The general anti-abuse rule (GAAR) is HMRC’s nuclear option for counteracting tax avoidance transactions. By increasing the penalty level to 60% for all cases counteracted by GAAR and budgeting to collect £65m in penalties over a five year period, this is a clear statement of intent that the GAAR will be used.
Government fundamentally believes that aggressive tax avoidance and non-disclosed tax evasion are morally unacceptable and we wholly endorse that approach
HMRC also have “serial tax avoiders” very firmly in their sights. Sanctions will include special reporting requirements, surcharges and publishing of participant’s names where avoidance schemes are defeated.
Legislation will be introduced to encourage voluntary compliance for the highest risk large businesses, including a requirement for those businesses to publish their tax strategies and special measures to tackle those that persistently engage in aggressive tax planning.
Focus was placed yet again on stamp taxes. Aside from a niche measure to prevent stamp duty reserve tax (SDRT) avoidance involving DIMOs (deep in the money options), the government have followed up on their announcement from the summer Budget to raise revenue from private landlords with a new SDLT charge for "additional properties". A SDLT take of over £0.6bn is projected for 2016/17 from this new measure. The SDLT on a purchase of a £500,000 house caught by this change will rise from £15,000 to £28,800. Exceptions are anticipated for significant investments by corporates or funds, and a consultation exercise is expected to take place from early 2016.
Acceleration of tax payments is another feature – with proposals to introduce SDLT payments within 14 days of a chargeable land transaction and capital gains tax within 30 days of a disposal of residential property.
Legislation will be introduced to further tackle offshore evasion. At its heart, the package of measures should help deter evaders, encourage disclosures to correct past omissions and encourage future compliance.
A new and additional criminal offence will be available to HMRC in serious cases of failing to declare offshore income and gains, but importantly there is no requirement for HMRC to prove intent. New civil sanctions being legislated include an additional penalty corresponding to the value of previously undeclared assets and reduced criteria to increase the volume of publicly named tax evaders.

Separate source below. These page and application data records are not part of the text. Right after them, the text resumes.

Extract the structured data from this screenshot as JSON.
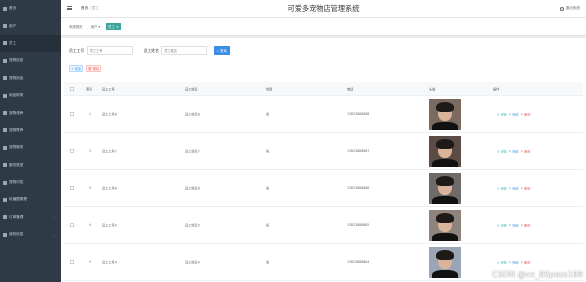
{
  "header": {
    "breadcrumb_home": "首页",
    "breadcrumb_current": "员工",
    "title": "可爱多宠物店管理系统",
    "logout": "退出系统"
  },
  "sidebar": {
    "items": [
      {
        "label": "首页",
        "has_arrow": false
      },
      {
        "label": "用户",
        "has_arrow": false
      },
      {
        "label": "员工",
        "has_arrow": false
      },
      {
        "label": "宠物信息",
        "has_arrow": false
      },
      {
        "label": "宠物用品",
        "has_arrow": false
      },
      {
        "label": "用品种类",
        "has_arrow": false
      },
      {
        "label": "宠物领养",
        "has_arrow": false
      },
      {
        "label": "宠物寄养",
        "has_arrow": false
      },
      {
        "label": "宠物服务",
        "has_arrow": false
      },
      {
        "label": "服务类型",
        "has_arrow": false
      },
      {
        "label": "宠物问答",
        "has_arrow": false
      },
      {
        "label": "轮播图管理",
        "has_arrow": false
      },
      {
        "label": "订单管理",
        "has_arrow": true
      },
      {
        "label": "我的信息",
        "has_arrow": true
      }
    ]
  },
  "tabs": [
    {
      "label": "系统首页",
      "active": false
    },
    {
      "label": "用户 ▾",
      "active": false
    },
    {
      "label": "员工 ×",
      "active": true
    }
  ],
  "search": {
    "label1": "员工工号",
    "placeholder1": "员工工号",
    "label2": "员工姓名",
    "placeholder2": "员工姓名",
    "button": "查询"
  },
  "actions": {
    "add": "增加",
    "delete": "删除"
  },
  "table": {
    "columns": [
      "索引",
      "员工工号",
      "员工姓名",
      "性别",
      "电话",
      "头像",
      "操作"
    ],
    "rows": [
      {
        "index": "1",
        "id": "员工工号8",
        "name": "员工姓名8",
        "gender": "男",
        "phone": "13823888888"
      },
      {
        "index": "2",
        "id": "员工工号7",
        "name": "员工姓名7",
        "gender": "男",
        "phone": "13823888887"
      },
      {
        "index": "3",
        "id": "员工工号6",
        "name": "员工姓名6",
        "gender": "男",
        "phone": "13823888886"
      },
      {
        "index": "4",
        "id": "员工工号5",
        "name": "员工姓名5",
        "gender": "男",
        "phone": "13823888885"
      },
      {
        "index": "5",
        "id": "员工工号4",
        "name": "员工姓名4",
        "gender": "男",
        "phone": "13823888884"
      }
    ],
    "op_detail": "详情",
    "op_edit": "修改",
    "op_delete": "删除"
  },
  "watermark": "CSDN @vx_BSpass188",
  "colors": {
    "sidebar_bg": "#2f3a47",
    "accent_tab": "#3aa59a",
    "primary": "#3a8ee6",
    "danger": "#e86060"
  }
}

Third parties enabling offshore evasion will now also face civil penalties and similarly be subject to the naming and shaming program. Specifically, a new criminal offence for corporates will apply to those that fail to prevent their agents from criminally facilitating tax evasion, shifting the focus away from board level.
HMRC's forthcoming 'last chance' voluntary disclosure opportunity is more punitive than previous regimes. The new opportunity has a fixed 30% penalty and importantly no immediate immunity from criminal prosecution. While many consider the initiative unattractive, this should be viewed in the knowledge that a consultation will also be launched in 2016 to design a completely new statutory requirement for evaders to voluntarily disclose past non-compliance, including deterrent penalty levels. The idea is to encourage the uptake of the new disclosure opportunity whilst further strengthening HMRC's array of future sanctions for the hardened minority who fail to disclose.
HMRC has also published 'call for evidence' to seek external stakeholders' views about the hidden economy and in particular the implications of decreasing cash transactions/increased digital transactions and how this will impact on future compliance activity.
The government fundamentally believes that aggressive tax avoidance and non-disclosed tax evasion are morally unacceptable and we wholly endorse that approach. However, this has to be balanced with the fact that there are numerous state approved tax incentive schemes to stimulate business growth and entrepreneurialism. It is the ‘grey areas’ between these two philosophies where the most interesting developments and exchanges between business customers and HMRC will occur.
Jonathan Riley is head of tax at Grant Thornton UK